On any normal day, the village was filled with a vibrant social hubbub from the chatter and the laughter of people going about their daily business. Walking to the local water taps to fetch water or over to the tavern to buy bread or to play a game of pool are a few common activities in which people regularly participate. These sounds of normalcy, of people going about their daily business with family and friends, then radiate throughout the entire community. No matter where you stand across the village: its streets, yards and into the living spaces of each household, one can here these most common and comforting sounds of Masealama’s people. A social buzz filled with the dynamics of friendship, family and of people finding a place within their community. For me, the regular village sounds of conversation and laughter have become a source of comfort not only in observing these things but being an active participant in village life. I too enjoy making jokes with friends around the village, playing pool and feeling present in today’s world.

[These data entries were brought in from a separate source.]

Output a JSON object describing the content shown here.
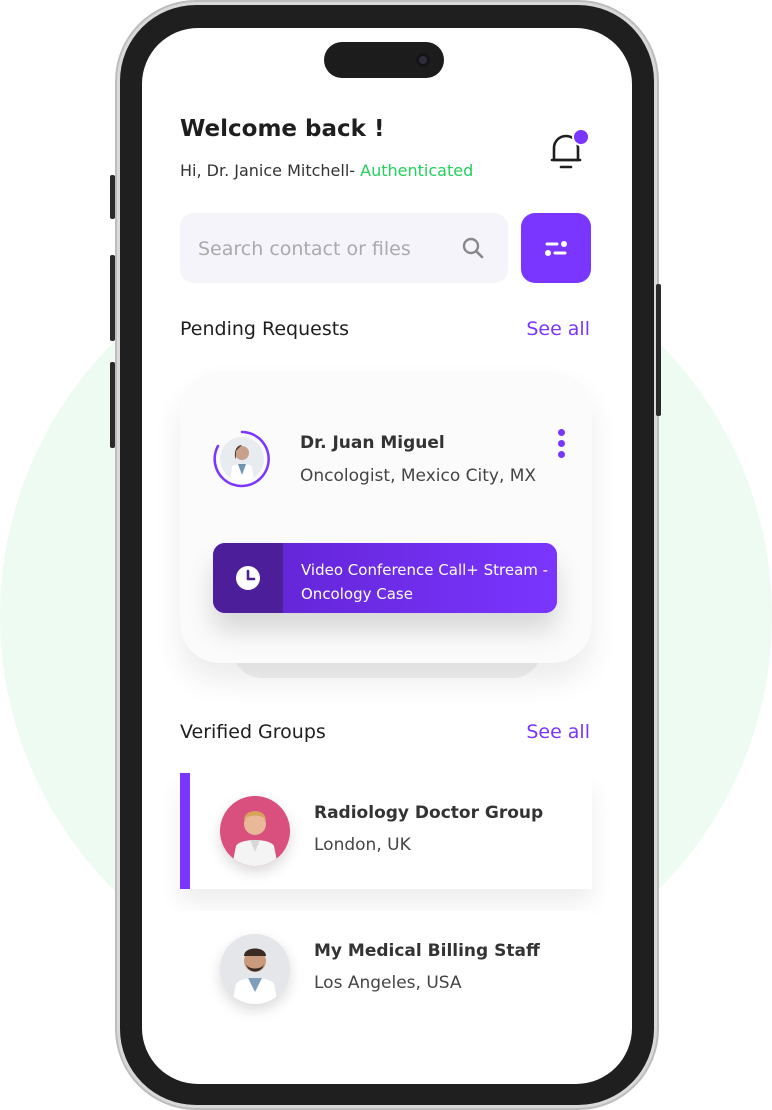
{
  "header": {
    "welcome": "Welcome back !",
    "greeting": "Hi, Dr. Janice Mitchell-",
    "status": "Authenticated"
  },
  "search": {
    "placeholder": "Search contact or files"
  },
  "pending": {
    "title": "Pending Requests",
    "see_all": "See all",
    "request": {
      "name": "Dr. Juan Miguel",
      "role": "Oncologist, Mexico City, MX",
      "call_text": "Video Conference Call+ Stream -Oncology Case"
    }
  },
  "groups": {
    "title": "Verified Groups",
    "see_all": "See all",
    "items": [
      {
        "name": "Radiology Doctor Group",
        "location": "London, UK"
      },
      {
        "name": "My Medical Billing Staff",
        "location": "Los Angeles, USA"
      }
    ]
  },
  "colors": {
    "accent": "#7a35ff",
    "authenticated": "#22d05a",
    "background_circle": "#eefbf2"
  },
  "icons": [
    "bell-icon",
    "notification-dot",
    "search-icon",
    "filter-icon",
    "kebab-menu-icon",
    "clock-icon"
  ]
}
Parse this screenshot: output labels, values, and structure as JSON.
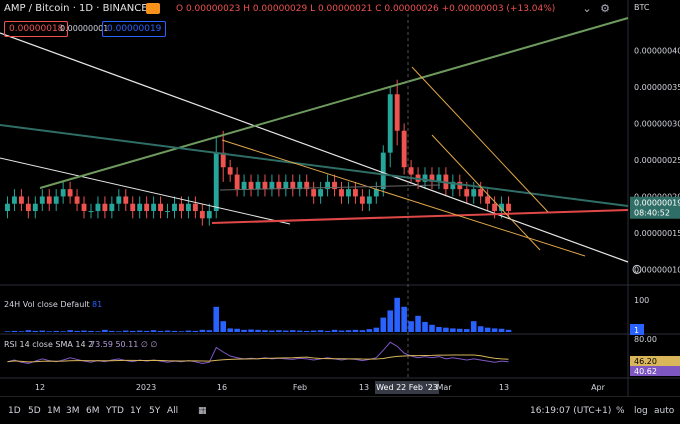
{
  "header": {
    "symbol": "AMP / Bitcoin · 1D · BINANCE",
    "ohlc_text": "O 0.00000023  H 0.00000029  L 0.00000021  C 0.00000026  +0.00000003 (+13.04%)",
    "sell_price": "0.00000018",
    "spread": "0.00000001",
    "buy_price": "0.00000019",
    "currency_tag": "BTC"
  },
  "colors": {
    "up": "#26a69a",
    "down": "#ef5350",
    "vol": "#2962ff",
    "rsi": "#7e57c2",
    "rsi_ma": "#d9b65a",
    "trend_white": "#e6e6e6",
    "trend_green": "#6e9a5e",
    "trend_orange": "#e0a64a",
    "trend_red": "#e04848",
    "teal": "#2f6e66"
  },
  "price_axis": {
    "labels": [
      "0.00000040",
      "0.00000035",
      "0.00000030",
      "0.00000025",
      "0.00000020",
      "0.00000015",
      "0.00000010"
    ],
    "current_price": "0.00000019",
    "countdown": "08:40:52"
  },
  "volume_panel": {
    "label": "24H Vol  close  Default",
    "value": "81",
    "scale_top": "100",
    "scale_current": "1"
  },
  "rsi_panel": {
    "label": "RSI 14 close SMA 14 2",
    "values": "73.59  50.11  ∅  ∅",
    "scale_top": "80.00",
    "rsi_value": "46.20",
    "ma_value": "40.62"
  },
  "time_axis": {
    "labels": [
      "12",
      "2023",
      "16",
      "Feb",
      "13",
      "Mar",
      "13",
      "Apr"
    ],
    "crosshair_label": "Wed 22 Feb '23"
  },
  "toolbar": {
    "timeframes": [
      "1D",
      "5D",
      "1M",
      "3M",
      "6M",
      "YTD",
      "1Y",
      "5Y",
      "All"
    ],
    "clock": "16:19:07 (UTC+1)",
    "pct": "%",
    "log": "log",
    "auto": "auto"
  },
  "chart_data": {
    "type": "candlestick",
    "title": "AMP / Bitcoin · 1D · BINANCE",
    "ylim": [
      8e-08,
      4.5e-07
    ],
    "candles": [
      [
        18,
        19,
        20,
        17
      ],
      [
        19,
        20,
        21,
        18
      ],
      [
        20,
        19,
        21,
        18
      ],
      [
        19,
        18,
        20,
        17
      ],
      [
        18,
        19,
        20,
        17
      ],
      [
        19,
        20,
        21,
        18
      ],
      [
        20,
        19,
        21,
        18
      ],
      [
        19,
        20,
        21,
        18
      ],
      [
        20,
        21,
        22,
        19
      ],
      [
        21,
        20,
        22,
        19
      ],
      [
        20,
        19,
        21,
        18
      ],
      [
        19,
        18,
        20,
        17
      ],
      [
        18,
        18,
        19,
        17
      ],
      [
        18,
        19,
        20,
        17
      ],
      [
        19,
        18,
        20,
        17
      ],
      [
        18,
        19,
        20,
        17
      ],
      [
        19,
        20,
        21,
        18
      ],
      [
        20,
        19,
        21,
        18
      ],
      [
        19,
        18,
        20,
        17
      ],
      [
        18,
        19,
        20,
        17
      ],
      [
        19,
        18,
        20,
        17
      ],
      [
        18,
        19,
        20,
        17
      ],
      [
        19,
        18,
        20,
        17
      ],
      [
        18,
        18,
        19,
        17
      ],
      [
        18,
        19,
        20,
        17
      ],
      [
        19,
        18,
        20,
        17
      ],
      [
        18,
        19,
        20,
        17
      ],
      [
        19,
        18,
        20,
        17
      ],
      [
        18,
        17,
        19,
        16
      ],
      [
        17,
        18,
        19,
        16
      ],
      [
        18,
        26,
        28,
        17
      ],
      [
        26,
        24,
        29,
        22
      ],
      [
        24,
        23,
        25,
        22
      ],
      [
        23,
        21,
        24,
        20
      ],
      [
        21,
        22,
        23,
        20
      ],
      [
        22,
        21,
        23,
        20
      ],
      [
        21,
        22,
        23,
        20
      ],
      [
        22,
        21,
        23,
        20
      ],
      [
        21,
        22,
        23,
        20
      ],
      [
        22,
        21,
        23,
        20
      ],
      [
        21,
        22,
        23,
        20
      ],
      [
        22,
        21,
        23,
        20
      ],
      [
        21,
        22,
        23,
        20
      ],
      [
        22,
        21,
        23,
        20
      ],
      [
        21,
        20,
        22,
        19
      ],
      [
        20,
        21,
        22,
        19
      ],
      [
        21,
        22,
        23,
        20
      ],
      [
        22,
        21,
        23,
        20
      ],
      [
        21,
        20,
        22,
        19
      ],
      [
        20,
        21,
        22,
        19
      ],
      [
        21,
        20,
        22,
        19
      ],
      [
        20,
        19,
        21,
        18
      ],
      [
        19,
        20,
        21,
        18
      ],
      [
        20,
        21,
        22,
        19
      ],
      [
        21,
        26,
        27,
        20
      ],
      [
        26,
        34,
        35,
        24
      ],
      [
        34,
        29,
        36,
        27
      ],
      [
        29,
        24,
        30,
        23
      ],
      [
        24,
        23,
        25,
        22
      ],
      [
        23,
        22,
        24,
        21
      ],
      [
        22,
        23,
        24,
        21
      ],
      [
        23,
        22,
        24,
        21
      ],
      [
        22,
        23,
        24,
        21
      ],
      [
        23,
        21,
        24,
        20
      ],
      [
        21,
        22,
        23,
        20
      ],
      [
        22,
        21,
        23,
        20
      ],
      [
        21,
        20,
        22,
        19
      ],
      [
        20,
        21,
        22,
        19
      ],
      [
        21,
        20,
        22,
        19
      ],
      [
        20,
        19,
        21,
        18
      ],
      [
        19,
        18,
        20,
        17
      ],
      [
        18,
        19,
        20,
        17
      ],
      [
        19,
        18,
        20,
        17
      ]
    ],
    "volume": [
      2,
      3,
      2,
      5,
      3,
      4,
      2,
      3,
      2,
      5,
      3,
      4,
      3,
      2,
      6,
      3,
      2,
      4,
      3,
      4,
      3,
      5,
      3,
      4,
      3,
      2,
      4,
      3,
      6,
      5,
      70,
      30,
      10,
      9,
      6,
      7,
      6,
      5,
      4,
      5,
      4,
      5,
      4,
      3,
      4,
      5,
      3,
      6,
      4,
      5,
      6,
      5,
      8,
      12,
      40,
      60,
      95,
      70,
      30,
      45,
      28,
      20,
      14,
      12,
      10,
      9,
      8,
      30,
      16,
      12,
      10,
      9,
      6
    ],
    "rsi": [
      45,
      48,
      44,
      42,
      46,
      50,
      47,
      45,
      48,
      52,
      49,
      46,
      44,
      47,
      45,
      48,
      50,
      47,
      45,
      48,
      46,
      48,
      46,
      44,
      46,
      45,
      47,
      45,
      42,
      44,
      70,
      62,
      55,
      52,
      50,
      51,
      50,
      52,
      50,
      51,
      50,
      49,
      51,
      50,
      48,
      50,
      52,
      50,
      48,
      50,
      49,
      47,
      49,
      52,
      65,
      79,
      72,
      60,
      55,
      52,
      54,
      52,
      54,
      50,
      52,
      50,
      48,
      50,
      48,
      46,
      44,
      46,
      45
    ],
    "x_axis_labels": [
      "12",
      "2023",
      "16",
      "Feb",
      "13",
      "Mar",
      "13",
      "Apr"
    ]
  }
}
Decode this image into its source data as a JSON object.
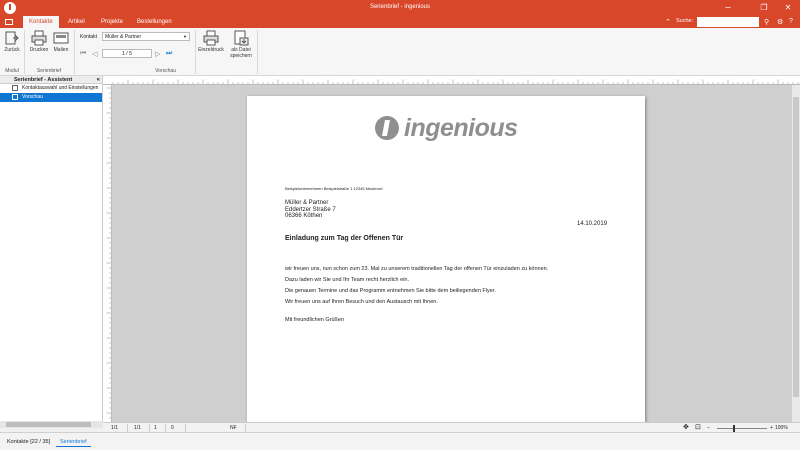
{
  "window": {
    "title": "Serienbrief - ingenious",
    "controls": [
      "minimize-icon",
      "restore-icon",
      "close-icon"
    ]
  },
  "tabs": [
    {
      "label": "Kontakte",
      "active": true
    },
    {
      "label": "Artikel",
      "active": false
    },
    {
      "label": "Projekte",
      "active": false
    },
    {
      "label": "Bestellungen",
      "active": false
    }
  ],
  "search": {
    "label": "Suche:",
    "value": ""
  },
  "ribbon": {
    "zurueck": "Zurück",
    "drucken": "Drucken",
    "mailen": "Mailen",
    "modul_label": "Modul",
    "serienbrief_label": "Serienbrief",
    "kontakt_label": "Kontakt",
    "kontakt_value": "Müller & Partner",
    "page_value": "1 / 5",
    "einzeldruck": "Einzeldruck",
    "datei_line1": "als Datei",
    "datei_line2": "speichern",
    "vorschau_label": "Vorschau"
  },
  "left_panel": {
    "header": "Serienbrief - Assistent",
    "items": [
      {
        "label": "Kontaktauswahl und Einstellungen",
        "selected": false
      },
      {
        "label": "Vorschau",
        "selected": true
      }
    ]
  },
  "letter": {
    "logo_text": "ingenious",
    "sender_line": "Beispielunternehmen   Beispielstraße 1   12345 Musterort",
    "recipient": [
      "Müller & Partner",
      "Eddertzer Straße 7",
      "06366 Köthen"
    ],
    "date": "14.10.2019",
    "subject": "Einladung zum Tag der Offenen Tür",
    "body": [
      "wir freuen uns, nun schon zum 23. Mal zu unserem traditionellen Tag der offenen Tür einzuladen zu können.",
      "Dazu laden wir Sie und Ihr Team recht herzlich ein.",
      "Die genauen Termine und das Programm entnehmen Sie bitte dem beiliegenden Flyer.",
      "Wir freuen uns auf Ihren Besuch und den Austausch mit Ihnen."
    ],
    "closing": "Mit freundlichen Grüßen"
  },
  "statusbar": {
    "page1": "1/1",
    "page2": "1/1",
    "col": "1",
    "pos": "0",
    "mode": "NF",
    "zoom": "100%",
    "zoom_level": 1.0
  },
  "bottom_tabs": [
    {
      "label": "Kontakte [22 / 35]",
      "active": false
    },
    {
      "label": "Serienbrief",
      "active": true
    }
  ],
  "colors": {
    "accent": "#d9472b",
    "selection": "#0f77d3"
  }
}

This day, however, was different. No one was walking around or doing any activity, really. It was as if everyone had up and moved out of the place, which rendered Masealama a “ghost town.” And who would want to? It was raining cats and dogs outside and it was pretty cold, too. The heaviness of the rain was just too powerful a force to keep people from going out at all, including myself. It seemed to me, both from experiencing this “ghost village” during the storm and speaking with people about it the next day, that many people in Masealama had the same mindset. The mindset of staying in and getting cozy, that is. Familiar village sounds as powered by electricity, such as the rhythmic beats of house and techno music of the nearby tavern, were silent. There was little doubt in my mind that the rest of the day, into evening and deep into the dead of night could get quite dark, lonely and cold.
When afternoon shifted to evening and when night quickly set upon the world, I realized that the next few hours had the potential to go well, or not so well, to put it plainly. The transition from the grey and cloudy day into night was moving very fast, as night does here usually, and I was given a limited amount of options. Here in Limpopo, electricity serves many numerous purposes for people. For instance, with electricity you can perform many different functions such as: turn on a light bulb, charge a cellular phone for communication purposes, keep your food cool with the refrigerator, watch television, and magically and instantly turn on a stove burner for your most immediate cooking needs and much, much more. Oh, the wonders of electricity!
Besides, what were I to do if this was a regular occurrence or if this were every night like it is for many people around Masealama? I began to collect every light-emitting object around the house.
Not only was I going to survive this impenetrable night, I would embrace this opportunity to learn and be thankful for what I had. Thankfully, I had candles. Thankfully I had matches and a little dry wood, despite the damp conditions, to start a fire. Thankfully I had tin foil, food such as potatoes and canned food and a metal grate upon which to cook. Uffda I had fun putting this all together. Though fun for the first night, I’m not entirely sure how many more days the fun would have lasted. I now feel like I have greater appreciation for those who, day in and day out, live a life relatively free of electricity.
The people of Masealama are a social safety net for me. When I feel lonely, others are around for conversation and to allow for me to heat some water. When I feel isolated, others are around to comfort me and teach me valuable lessons on companionship and hospitality. Wherever there is darkness, there is the light of thankfulness, resourcefulness and companionship. Thanks be to God.
“The Light shines in the darkness, and the darkness has not overcome it” -John 1:5